*** Block opens ***
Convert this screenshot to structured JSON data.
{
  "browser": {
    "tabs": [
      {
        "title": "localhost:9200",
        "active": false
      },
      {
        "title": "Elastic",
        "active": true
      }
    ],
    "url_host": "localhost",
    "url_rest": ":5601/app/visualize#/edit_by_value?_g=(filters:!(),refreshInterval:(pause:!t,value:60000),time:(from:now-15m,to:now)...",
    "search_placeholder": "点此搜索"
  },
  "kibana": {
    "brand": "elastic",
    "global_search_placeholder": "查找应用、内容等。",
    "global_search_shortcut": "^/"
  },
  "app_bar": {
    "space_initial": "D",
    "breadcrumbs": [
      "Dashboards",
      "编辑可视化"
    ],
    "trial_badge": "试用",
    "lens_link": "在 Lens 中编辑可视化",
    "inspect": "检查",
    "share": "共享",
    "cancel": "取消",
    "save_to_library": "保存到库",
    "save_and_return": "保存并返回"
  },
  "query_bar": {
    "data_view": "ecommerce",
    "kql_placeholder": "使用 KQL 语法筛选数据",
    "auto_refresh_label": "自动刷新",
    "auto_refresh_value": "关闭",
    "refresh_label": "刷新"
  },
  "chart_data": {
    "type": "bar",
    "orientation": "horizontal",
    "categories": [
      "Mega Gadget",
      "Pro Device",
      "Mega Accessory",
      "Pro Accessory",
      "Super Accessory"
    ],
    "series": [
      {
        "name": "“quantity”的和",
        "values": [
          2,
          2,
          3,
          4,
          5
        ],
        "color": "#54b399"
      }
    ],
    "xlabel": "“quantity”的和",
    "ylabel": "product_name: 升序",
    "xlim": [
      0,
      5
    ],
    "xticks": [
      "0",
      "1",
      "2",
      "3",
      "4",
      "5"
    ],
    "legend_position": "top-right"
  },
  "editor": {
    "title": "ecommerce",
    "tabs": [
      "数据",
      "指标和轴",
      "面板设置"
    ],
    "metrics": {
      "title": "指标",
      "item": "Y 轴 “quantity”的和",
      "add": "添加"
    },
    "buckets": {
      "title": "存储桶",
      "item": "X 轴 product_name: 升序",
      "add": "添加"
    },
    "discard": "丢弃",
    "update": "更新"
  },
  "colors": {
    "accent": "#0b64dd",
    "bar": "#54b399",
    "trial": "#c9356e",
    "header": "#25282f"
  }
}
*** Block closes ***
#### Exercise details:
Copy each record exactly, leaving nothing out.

#### Exercise response:
Convert this screenshot to structured JSON data.
{
  "browser": {
    "tabs": [
      {
        "title": "localhost:9200",
        "active": false
      },
      {
        "title": "Elastic",
        "active": true
      }
    ],
    "url_host": "localhost",
    "url_rest": ":5601/app/visualize#/edit_by_value?_g=(filters:!(),refreshInterval:(pause:!t,value:60000),time:(from:now-15m,to:now)...",
    "search_placeholder": "点此搜索"
  },
  "kibana": {
    "brand": "elastic",
    "global_search_placeholder": "查找应用、内容等。",
    "global_search_shortcut": "^/"
  },
  "app_bar": {
    "space_initial": "D",
    "breadcrumbs": [
      "Dashboards",
      "编辑可视化"
    ],
    "trial_badge": "试用",
    "lens_link": "在 Lens 中编辑可视化",
    "inspect": "检查",
    "share": "共享",
    "cancel": "取消",
    "save_to_library": "保存到库",
    "save_and_return": "保存并返回"
  },
  "query_bar": {
    "data_view": "ecommerce",
    "kql_placeholder": "使用 KQL 语法筛选数据",
    "auto_refresh_label": "自动刷新",
    "auto_refresh_value": "关闭",
    "refresh_label": "刷新"
  },
  "chart_data": {
    "type": "bar",
    "orientation": "horizontal",
    "categories": [
      "Mega Gadget",
      "Pro Device",
      "Mega Accessory",
      "Pro Accessory",
      "Super Accessory"
    ],
    "series": [
      {
        "name": "“quantity”的和",
        "values": [
          2,
          2,
          3,
          4,
          5
        ],
        "color": "#54b399"
      }
    ],
    "xlabel": "“quantity”的和",
    "ylabel": "product_name: 升序",
    "xlim": [
      0,
      5
    ],
    "xticks": [
      "0",
      "1",
      "2",
      "3",
      "4",
      "5"
    ],
    "legend_position": "top-right"
  },
  "editor": {
    "title": "ecommerce",
    "tabs": [
      "数据",
      "指标和轴",
      "面板设置"
    ],
    "metrics": {
      "title": "指标",
      "item": "Y 轴 “quantity”的和",
      "add": "添加"
    },
    "buckets": {
      "title": "存储桶",
      "item": "X 轴 product_name: 升序",
      "add": "添加"
    },
    "discard": "丢弃",
    "update": "更新"
  },
  "colors": {
    "accent": "#0b64dd",
    "bar": "#54b399",
    "trial": "#c9356e",
    "header": "#25282f"
  }
}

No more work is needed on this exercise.